Jonathan Ball, professor of molecular virology at the University of Nottingham, said: “It's always been the case that the data was unable to discriminate between people in hospital, or people who died, because of Covid-19 rather than with Covid-19.
“It will be important to understand the future impacts of Covid-19 and the only way you can do that is to record numbers, just the same way we do with other important infections. But the assumptions and potential errors inherent in those figures do need to be acknowledged more.”
Experts are also growing concerned that Britain is becoming “addicted” to the figures. They believe they should be phased out in the coming months.
Prof Balloux added: “Part of the transition out of the pandemic is stopping people feeling so obsessed by case numbers and hospitalisations, because it’s not entirely healthy. We’re all a bit addicted to it.
“I’m not in favour of scrapping the dashboard right now because cases are pretty high and it might spark panic, with people feeling the numbers are being hidden from them.
“But maybe soon we could start doing it every other day, then weekly. To some extent, the ideal situation is that people lose interest.”
Covid data dashboard 'remains a valuable source'
Documents released on Thursday also show that the Scientific Advisory Group for Emergencies (Sage) is concerned that the data is becoming difficult to interpret in real-time, because of the high community prevalence of omicron and changes in behaviour and testing.
“There is uncertainty about current trends in the number of new infections, particularly as a result of changes to testing policy and behaviours,” the Sage minutes stated.
“An increasing proportion of these reported admissions are positive tests amongst people admitted primarily for reasons other than Covid-19, reflecting the very high community prevalence.”
Other scientists said it was important to keep publishing the daily Covid figures to help keep track of the epidemic. However, they said more should be done to highlight the problems with the data.
Nigel Marriott, an independent statistician, said: “The dashboard is an excellent tool so I think we should still use it, but people do need to understand what the data says and what it doesn’t say.”
Paul Hunter, professor in medicine at the University of East Anglia, added: “It does look like we are starting to see people dying with Covid but not because of Covid in the data, though the majority 75 per cent of deaths are still because of Covid.

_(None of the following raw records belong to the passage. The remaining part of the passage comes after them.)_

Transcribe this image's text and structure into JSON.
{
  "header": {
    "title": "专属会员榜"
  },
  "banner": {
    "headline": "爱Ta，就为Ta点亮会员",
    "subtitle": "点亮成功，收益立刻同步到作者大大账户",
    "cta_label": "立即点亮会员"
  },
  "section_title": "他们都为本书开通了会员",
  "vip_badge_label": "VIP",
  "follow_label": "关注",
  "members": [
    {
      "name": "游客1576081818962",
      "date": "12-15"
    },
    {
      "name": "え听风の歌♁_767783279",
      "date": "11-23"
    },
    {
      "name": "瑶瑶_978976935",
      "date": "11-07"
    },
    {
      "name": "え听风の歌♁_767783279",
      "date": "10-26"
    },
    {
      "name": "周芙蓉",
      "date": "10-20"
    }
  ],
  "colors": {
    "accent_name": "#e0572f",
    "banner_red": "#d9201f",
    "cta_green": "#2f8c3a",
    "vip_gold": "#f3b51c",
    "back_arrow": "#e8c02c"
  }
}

“This is not a reason for stopping publication of the daily data on the DHSC dashboard, which remains a valuable source for tracking the current epidemic in the UK.”